Start of Block

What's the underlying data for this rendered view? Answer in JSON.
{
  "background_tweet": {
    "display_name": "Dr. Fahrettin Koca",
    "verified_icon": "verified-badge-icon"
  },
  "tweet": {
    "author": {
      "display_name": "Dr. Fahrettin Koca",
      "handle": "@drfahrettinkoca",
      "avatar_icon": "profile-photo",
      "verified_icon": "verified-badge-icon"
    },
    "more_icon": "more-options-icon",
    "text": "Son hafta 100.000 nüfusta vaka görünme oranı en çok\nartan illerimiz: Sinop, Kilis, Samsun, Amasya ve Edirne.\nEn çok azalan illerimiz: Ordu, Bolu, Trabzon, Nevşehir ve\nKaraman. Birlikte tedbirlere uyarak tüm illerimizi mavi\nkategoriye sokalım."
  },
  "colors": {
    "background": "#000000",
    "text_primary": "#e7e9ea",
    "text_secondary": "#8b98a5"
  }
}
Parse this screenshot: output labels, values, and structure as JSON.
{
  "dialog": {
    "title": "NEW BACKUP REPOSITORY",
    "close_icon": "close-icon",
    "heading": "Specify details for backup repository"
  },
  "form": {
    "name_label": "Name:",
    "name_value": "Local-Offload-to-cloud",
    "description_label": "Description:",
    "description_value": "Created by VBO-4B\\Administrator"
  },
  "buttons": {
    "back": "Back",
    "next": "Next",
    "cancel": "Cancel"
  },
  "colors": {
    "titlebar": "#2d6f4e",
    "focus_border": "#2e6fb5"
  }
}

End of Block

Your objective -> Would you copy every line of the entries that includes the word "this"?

Solved exercise ->
What's the underlying data for this rendered view? Answer in JSON.
Parse this screenshot: output labels, values, and structure as JSON.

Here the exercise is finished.